Ed Sullivan couldn’t act, sing or dance and uncomfortable in front of an audience, but for 23 years, The Ed Sullivan Show was appointment viewing – The Beatles made their first American live appearance on the show (pulling in an audience of 73 million – equivalent to the draw of today’s Super Bowl).
Beginning Monday, September 4th, Decades Network will air episodes of The Best of The Ed Sullivan Show Monday to Friday – with two 30-minute episodes each day.
Dark Horse’s New York Times Bestseller The Fifth Beatle is being released in paperback.
The Fifth Beatle details the story of the group’s manager, Brian Epstein.
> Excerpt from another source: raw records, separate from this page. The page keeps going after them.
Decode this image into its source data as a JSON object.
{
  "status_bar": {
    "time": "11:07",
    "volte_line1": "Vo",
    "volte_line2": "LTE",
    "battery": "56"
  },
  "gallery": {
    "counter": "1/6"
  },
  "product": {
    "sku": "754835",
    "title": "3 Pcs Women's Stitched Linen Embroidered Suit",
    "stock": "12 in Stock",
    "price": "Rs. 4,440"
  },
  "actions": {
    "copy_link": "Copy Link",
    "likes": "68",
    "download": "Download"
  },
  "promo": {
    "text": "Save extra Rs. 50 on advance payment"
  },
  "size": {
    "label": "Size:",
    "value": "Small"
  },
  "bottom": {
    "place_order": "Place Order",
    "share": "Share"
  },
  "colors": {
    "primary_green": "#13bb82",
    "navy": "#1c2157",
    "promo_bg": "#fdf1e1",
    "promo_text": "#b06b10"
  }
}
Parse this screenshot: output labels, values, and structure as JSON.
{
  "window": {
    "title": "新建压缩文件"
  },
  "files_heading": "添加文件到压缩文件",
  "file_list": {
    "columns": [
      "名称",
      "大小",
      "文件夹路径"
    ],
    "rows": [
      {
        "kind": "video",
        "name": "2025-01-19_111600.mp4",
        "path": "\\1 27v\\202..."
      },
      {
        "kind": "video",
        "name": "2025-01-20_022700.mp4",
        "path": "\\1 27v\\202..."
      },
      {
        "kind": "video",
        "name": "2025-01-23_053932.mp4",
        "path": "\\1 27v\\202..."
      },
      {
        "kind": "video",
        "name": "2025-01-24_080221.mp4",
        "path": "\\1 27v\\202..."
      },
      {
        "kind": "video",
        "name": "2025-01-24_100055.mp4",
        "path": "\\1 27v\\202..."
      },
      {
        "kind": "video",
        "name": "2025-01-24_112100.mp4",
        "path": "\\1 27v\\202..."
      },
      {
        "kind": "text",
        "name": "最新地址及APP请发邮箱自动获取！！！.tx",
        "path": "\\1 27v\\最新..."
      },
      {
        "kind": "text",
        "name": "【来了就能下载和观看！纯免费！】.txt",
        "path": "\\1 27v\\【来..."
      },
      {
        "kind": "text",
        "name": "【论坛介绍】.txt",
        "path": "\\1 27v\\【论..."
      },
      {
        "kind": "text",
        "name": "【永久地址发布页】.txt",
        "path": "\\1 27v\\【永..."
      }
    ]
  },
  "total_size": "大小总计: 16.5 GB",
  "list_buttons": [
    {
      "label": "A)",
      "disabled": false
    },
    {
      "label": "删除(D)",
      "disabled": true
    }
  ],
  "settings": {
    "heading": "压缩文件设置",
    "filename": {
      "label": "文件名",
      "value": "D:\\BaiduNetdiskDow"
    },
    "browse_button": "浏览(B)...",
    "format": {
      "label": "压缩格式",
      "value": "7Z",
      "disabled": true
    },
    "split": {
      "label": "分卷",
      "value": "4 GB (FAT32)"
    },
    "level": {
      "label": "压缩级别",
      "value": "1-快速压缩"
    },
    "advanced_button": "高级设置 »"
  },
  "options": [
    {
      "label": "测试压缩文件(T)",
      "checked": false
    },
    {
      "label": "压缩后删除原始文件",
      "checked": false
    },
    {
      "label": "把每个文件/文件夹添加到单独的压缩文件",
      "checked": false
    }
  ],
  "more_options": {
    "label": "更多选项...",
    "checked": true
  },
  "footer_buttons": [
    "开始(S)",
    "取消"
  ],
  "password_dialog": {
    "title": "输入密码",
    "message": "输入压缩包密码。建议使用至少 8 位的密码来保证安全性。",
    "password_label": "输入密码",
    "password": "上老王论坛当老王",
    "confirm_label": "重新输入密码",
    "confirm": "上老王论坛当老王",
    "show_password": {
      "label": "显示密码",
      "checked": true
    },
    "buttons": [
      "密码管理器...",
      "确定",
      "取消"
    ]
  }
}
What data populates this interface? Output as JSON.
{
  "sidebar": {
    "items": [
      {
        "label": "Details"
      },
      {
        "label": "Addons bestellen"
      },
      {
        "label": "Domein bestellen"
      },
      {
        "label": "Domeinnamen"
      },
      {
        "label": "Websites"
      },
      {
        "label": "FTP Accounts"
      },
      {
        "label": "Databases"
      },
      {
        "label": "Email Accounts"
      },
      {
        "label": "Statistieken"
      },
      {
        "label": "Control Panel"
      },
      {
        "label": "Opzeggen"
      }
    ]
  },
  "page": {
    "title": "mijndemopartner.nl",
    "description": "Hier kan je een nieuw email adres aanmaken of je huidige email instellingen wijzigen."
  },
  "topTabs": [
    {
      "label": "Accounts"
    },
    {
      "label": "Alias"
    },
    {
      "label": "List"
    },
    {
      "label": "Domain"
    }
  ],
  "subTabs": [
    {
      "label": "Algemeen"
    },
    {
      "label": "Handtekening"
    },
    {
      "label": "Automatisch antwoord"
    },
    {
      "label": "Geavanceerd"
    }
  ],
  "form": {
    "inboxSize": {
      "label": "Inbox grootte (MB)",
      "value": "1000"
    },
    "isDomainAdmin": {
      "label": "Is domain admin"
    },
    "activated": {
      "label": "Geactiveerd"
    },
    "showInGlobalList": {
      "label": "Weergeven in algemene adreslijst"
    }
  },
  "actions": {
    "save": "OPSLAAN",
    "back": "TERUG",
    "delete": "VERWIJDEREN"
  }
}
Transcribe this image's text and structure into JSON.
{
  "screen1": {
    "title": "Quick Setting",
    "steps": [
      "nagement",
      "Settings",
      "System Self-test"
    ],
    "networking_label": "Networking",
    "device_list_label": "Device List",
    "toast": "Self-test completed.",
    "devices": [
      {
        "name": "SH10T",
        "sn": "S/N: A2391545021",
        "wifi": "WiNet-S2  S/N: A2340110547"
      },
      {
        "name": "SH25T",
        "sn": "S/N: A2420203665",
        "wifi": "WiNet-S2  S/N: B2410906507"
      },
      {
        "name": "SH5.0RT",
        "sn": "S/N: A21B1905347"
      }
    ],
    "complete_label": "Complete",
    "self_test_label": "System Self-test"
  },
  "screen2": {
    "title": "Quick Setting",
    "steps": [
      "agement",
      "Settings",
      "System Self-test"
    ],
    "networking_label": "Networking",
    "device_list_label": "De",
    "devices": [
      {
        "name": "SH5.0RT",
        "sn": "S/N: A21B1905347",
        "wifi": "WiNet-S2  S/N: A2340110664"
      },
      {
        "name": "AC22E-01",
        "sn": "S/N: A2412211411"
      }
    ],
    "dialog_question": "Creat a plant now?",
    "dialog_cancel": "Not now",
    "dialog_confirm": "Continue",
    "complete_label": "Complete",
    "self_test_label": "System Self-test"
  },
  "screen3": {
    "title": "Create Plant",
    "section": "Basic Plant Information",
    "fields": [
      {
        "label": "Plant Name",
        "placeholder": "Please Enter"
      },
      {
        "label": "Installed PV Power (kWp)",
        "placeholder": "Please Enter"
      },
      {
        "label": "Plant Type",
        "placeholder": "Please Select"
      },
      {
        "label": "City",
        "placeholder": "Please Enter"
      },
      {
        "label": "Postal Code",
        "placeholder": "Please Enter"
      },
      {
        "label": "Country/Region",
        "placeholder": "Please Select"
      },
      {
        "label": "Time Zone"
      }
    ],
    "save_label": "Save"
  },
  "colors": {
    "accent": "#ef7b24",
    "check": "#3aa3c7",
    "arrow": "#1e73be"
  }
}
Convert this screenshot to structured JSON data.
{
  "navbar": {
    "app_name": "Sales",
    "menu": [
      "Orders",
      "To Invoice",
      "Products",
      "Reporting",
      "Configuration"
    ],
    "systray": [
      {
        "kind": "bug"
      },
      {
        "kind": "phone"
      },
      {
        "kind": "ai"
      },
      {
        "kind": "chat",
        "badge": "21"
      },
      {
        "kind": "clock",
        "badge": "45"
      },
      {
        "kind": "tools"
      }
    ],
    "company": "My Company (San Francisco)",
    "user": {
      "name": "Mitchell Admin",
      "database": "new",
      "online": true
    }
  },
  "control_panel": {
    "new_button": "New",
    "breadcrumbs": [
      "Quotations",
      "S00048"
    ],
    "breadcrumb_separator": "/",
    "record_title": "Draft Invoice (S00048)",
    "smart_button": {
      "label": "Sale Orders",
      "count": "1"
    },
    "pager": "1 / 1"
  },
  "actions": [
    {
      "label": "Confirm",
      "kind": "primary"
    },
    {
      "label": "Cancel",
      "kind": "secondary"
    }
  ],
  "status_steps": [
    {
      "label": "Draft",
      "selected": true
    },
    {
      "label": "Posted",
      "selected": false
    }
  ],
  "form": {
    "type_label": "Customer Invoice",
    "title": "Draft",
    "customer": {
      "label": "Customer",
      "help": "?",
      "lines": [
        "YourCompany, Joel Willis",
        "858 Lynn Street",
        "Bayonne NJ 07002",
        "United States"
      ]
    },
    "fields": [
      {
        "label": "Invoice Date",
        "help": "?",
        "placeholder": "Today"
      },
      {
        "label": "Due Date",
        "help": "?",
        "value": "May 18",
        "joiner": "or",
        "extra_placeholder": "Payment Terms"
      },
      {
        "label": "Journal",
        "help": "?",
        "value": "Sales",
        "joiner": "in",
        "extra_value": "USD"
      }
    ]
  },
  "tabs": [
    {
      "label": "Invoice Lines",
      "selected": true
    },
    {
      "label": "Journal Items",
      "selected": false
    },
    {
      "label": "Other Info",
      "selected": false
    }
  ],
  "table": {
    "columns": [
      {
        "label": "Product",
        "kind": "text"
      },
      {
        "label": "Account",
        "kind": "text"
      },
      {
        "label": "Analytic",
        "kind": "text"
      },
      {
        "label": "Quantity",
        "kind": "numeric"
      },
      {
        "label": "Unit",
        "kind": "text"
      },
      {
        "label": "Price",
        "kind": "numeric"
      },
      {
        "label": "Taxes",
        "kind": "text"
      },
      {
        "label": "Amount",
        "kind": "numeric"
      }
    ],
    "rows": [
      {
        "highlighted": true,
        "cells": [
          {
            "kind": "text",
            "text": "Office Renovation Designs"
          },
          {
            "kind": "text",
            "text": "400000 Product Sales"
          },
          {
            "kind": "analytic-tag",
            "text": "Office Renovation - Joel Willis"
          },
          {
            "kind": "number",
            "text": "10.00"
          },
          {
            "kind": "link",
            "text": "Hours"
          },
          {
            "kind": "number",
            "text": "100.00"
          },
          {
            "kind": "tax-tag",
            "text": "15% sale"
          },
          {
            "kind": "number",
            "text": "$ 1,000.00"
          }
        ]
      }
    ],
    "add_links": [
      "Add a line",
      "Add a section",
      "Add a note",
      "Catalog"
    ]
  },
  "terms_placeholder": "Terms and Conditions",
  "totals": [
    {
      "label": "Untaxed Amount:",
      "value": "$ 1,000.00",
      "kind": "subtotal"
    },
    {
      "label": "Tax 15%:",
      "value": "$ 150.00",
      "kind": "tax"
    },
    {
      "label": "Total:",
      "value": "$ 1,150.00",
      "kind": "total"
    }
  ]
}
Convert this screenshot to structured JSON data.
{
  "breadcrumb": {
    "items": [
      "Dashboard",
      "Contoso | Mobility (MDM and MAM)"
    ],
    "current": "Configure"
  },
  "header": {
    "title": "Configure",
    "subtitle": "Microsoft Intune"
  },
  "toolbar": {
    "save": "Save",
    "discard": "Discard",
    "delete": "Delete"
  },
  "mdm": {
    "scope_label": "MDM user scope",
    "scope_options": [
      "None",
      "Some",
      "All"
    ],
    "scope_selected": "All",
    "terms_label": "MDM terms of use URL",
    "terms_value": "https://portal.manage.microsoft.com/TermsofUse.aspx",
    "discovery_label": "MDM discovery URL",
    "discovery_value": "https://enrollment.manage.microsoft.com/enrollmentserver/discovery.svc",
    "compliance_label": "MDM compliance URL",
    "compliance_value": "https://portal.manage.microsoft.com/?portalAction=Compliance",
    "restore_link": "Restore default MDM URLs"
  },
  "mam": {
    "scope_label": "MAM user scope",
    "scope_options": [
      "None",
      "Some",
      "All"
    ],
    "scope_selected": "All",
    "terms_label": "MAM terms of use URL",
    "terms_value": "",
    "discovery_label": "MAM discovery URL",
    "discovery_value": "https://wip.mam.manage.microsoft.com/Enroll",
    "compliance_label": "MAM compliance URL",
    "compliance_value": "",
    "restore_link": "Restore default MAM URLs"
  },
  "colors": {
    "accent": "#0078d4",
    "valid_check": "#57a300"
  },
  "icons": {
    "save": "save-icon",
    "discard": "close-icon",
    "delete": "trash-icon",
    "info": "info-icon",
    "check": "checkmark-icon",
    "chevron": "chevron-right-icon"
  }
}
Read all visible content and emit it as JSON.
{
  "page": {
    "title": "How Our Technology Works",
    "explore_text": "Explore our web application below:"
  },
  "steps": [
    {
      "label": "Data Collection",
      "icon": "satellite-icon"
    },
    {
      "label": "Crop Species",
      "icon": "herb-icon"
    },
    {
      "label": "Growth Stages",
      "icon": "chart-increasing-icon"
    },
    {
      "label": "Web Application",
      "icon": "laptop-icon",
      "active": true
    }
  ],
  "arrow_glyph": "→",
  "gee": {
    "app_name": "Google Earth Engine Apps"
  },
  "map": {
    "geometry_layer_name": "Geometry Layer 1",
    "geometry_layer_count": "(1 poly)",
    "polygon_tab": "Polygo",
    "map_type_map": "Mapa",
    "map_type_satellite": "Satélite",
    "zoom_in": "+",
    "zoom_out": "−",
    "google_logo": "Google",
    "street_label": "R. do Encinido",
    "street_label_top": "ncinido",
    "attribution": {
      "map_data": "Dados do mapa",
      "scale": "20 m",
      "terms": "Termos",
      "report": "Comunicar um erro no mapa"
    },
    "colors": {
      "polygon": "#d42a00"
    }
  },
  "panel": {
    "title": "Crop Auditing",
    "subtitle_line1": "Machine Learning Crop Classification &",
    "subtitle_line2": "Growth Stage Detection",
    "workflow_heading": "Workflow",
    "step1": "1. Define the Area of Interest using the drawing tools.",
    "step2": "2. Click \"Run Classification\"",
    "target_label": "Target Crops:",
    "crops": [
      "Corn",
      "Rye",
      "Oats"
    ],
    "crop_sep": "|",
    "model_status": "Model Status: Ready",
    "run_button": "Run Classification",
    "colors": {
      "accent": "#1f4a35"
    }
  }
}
Written by Vivek J. Tiwary and with art by Andrew C. Robinson, and Kyle Baker, the trade paperback release of The Fifth Beatle will include never before seen material – new art and concept material by Kyle Baker; an excerpt from Vivek Tiwary’s TEDxFultonStreet talk, “The Birth of the Beatles and Impossible Dreams,” and his essay, “The Curtain Rising,” detailing Brian Epstein’s induction into the Rock and Roll Hall of Fame.
The Eisner and Harvey Award-winning The Fifth Beatle Trade Paperback Edition will be in stores on October 27th. Follow the jump for further details – including where you can pre-order.
One of the biggest Pop Cultural moments in the last 100 years happened February 9, 1964 when television host Ed Sullivan uttered the immortal words – “Ladies and Gentleman: The Beatles,” and the rest as they say is History. The funny thing about that moment is, it’s often replayed but I’ve never saw the full performance. Did you know the Beatles played five songs that night? Did you know that 60s Batman Villain Frank Gorshin (actually funny!) was on that show? Or that the cast of Oliver performed as well. It’s odd to think that yes, it was a history making show but what must it have been like to follow the Beatles American debut? The folks at Shout Factory have captured these moments in their new DVD Set – The 4 Complete Ed Sullivan Shows starring The Beatles.
The day after John Lennon was killed outside his New York home, The Tomorrow Show with Tom Snyder aired his last televised interview, which had been aired five years previously, along with appearances by journalist Lisa Robinson and Lennon’s producer, Jack Douglas. Interviews with Paul and Linda McCartney and two other members of Wings, and Ringo Starr and his wife, Barbara Bach, briefly touch on John and The Beatles. Plus, Angie Dickinson…